5G, the fifth generation of wireless technology. What makes it better than 4G LTE, do we really need 5G, and what about the health risks of this new technology?
4G LTE (Long Term Evolution) has been the upgraded version of 4G for a while now, 4G LTE was pretty much the first "version" of 5G. 4G LTE offers faster speeds and better security than 4G.
Per PCMag, 5G's networks will consist of small cells and could be as small as home routers. According to that article, 5G networks should not consist of large towers. The idea is, the more cells you have the more data you can get on the network.
What's worse, large cell towers here and there, or a small area with multiple cells closer to each other?
AT&T claims they're going to be the first ones to really implement this technology and offer it to their customers. According to PCMag, they believe AT&T will roll out 5G using millimeter wave technology, which can't reach very far, but is highly effective at the distances it can reach. This is why 5G networks will be placed closed to each other, and to be extremely effective and efficient, there will have to be a lot of these small cell networks around.
According to Newsmax, 5G networks will be put onto street lights, buildings, signs, pretty much anywhere possible. There still needs to be infrastructure to support all of this, but that's only half the battle of implementing 5G. ISPs like AT&T have to go not only the states, but the counties and cities, they plan to implement 5G in.
It's like fiber networks, you need to obtain approval from not just the feds and the states, but localities too.
So, how do you feel about small cell 5G networks being placed literally all over town? That's the plan here. There will no doubt be a spike in radiation in the areas where they'll implement these networks, that's just a given. If you have so many of these small cell networks in one area, radiation will increase due to the concentration of these small cell networks.
The industry wants to put this technology everywhere; from homes, to cars, to offices, to schools, to beaches, everywhere. The FCC certainly isn't standing in the way.
The Los Angeles Times ran a story on the health hazards of 5G technology. In that story, they said male rats had a slight increase of tumor growths. These rats were involved in a long term high radiation test, but it shows the risks are there. 5G will expose humans to a significant increase in radiation, especially if it's implemented in every setting of human life, like the industry plans.
In that same Los Angeles Times article, Leeka Kheifets, a epidemiology professor at UCLA, said "I don't think it's clear that there are health risks, but it's also not clear that there are no health risks."
Honestly, 5G could have been designed better, and to be honest, there isn't anything wrong with 4G LTE. 4G LTE is fast enough, the only real perk of 5G is you'll be able to use more data at a slightly faster speed than 4G LTE. Ask yourself, do you really need that? Wireless connection speed is pretty darn fast as it is.
Also, with these small cell networks everywhere, it can greatly increase the risk of cyber attacks and hacking. A bad actor could take out an entire city's network by hacking into or taking out a group of these small cell networks, and they way there are to be implemented, it won't take as much effort as a 4G network.

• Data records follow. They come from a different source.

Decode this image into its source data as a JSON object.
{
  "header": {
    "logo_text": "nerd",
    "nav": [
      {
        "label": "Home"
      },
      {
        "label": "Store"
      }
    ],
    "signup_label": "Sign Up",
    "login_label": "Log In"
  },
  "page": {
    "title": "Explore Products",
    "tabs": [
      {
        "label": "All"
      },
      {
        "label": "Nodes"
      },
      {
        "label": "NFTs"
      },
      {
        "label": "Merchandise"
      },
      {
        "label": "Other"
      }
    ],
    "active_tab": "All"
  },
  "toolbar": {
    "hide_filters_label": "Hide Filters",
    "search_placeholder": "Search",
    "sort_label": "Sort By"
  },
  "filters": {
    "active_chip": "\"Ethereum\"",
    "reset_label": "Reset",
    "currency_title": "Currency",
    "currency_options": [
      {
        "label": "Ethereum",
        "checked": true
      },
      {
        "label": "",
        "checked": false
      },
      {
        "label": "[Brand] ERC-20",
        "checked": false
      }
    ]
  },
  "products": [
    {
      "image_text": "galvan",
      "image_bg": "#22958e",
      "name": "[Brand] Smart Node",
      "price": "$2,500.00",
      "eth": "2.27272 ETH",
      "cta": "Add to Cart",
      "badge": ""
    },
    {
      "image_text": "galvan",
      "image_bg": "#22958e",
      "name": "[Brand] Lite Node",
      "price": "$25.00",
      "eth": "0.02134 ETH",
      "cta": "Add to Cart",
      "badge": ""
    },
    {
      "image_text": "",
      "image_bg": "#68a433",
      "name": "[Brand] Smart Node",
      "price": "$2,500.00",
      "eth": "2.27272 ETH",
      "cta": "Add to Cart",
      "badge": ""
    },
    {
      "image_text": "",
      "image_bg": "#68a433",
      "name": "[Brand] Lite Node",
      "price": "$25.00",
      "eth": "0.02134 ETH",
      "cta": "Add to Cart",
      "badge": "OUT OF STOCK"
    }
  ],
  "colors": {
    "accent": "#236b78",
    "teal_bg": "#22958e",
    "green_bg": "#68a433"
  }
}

Alex Jones has been very passionate about noting the health hazards and other risks associated with 5G networks. He has been long time friends with Dr. Edward Group. Group founded the Global Healing Center. Group himself is warning about 5G technology, and Alex had him on Infowars to talk about it:
Infowars has really been leading the charge on warning about the health risks associated with 5G networks. Dr. Group is also on board with Alex and Infowars on the potential health risks of 5G. This isn't some wacky conspiracy folks, it's real.
Here is another Infowars report on 5G health risks, this time by Le Ann McAdoo:
Sadly, the wireless industry is too far invested in this 5G technology for it be stopped or reconsidered. The industry wants it, the government wants it, businesses want it, but do average citizens want it? It doesn't seem to be widely talked about by regular folks, that's for sure.
Hopefully the wireless industry and government recognizes these health risks and does reconsider the technology it self, but don't hold your breath on it. Big cities and the government will get it first, the rural areas will be the last to get it more than likely. Businesses, cars, and planes though? No matter where you live, this technology will find you.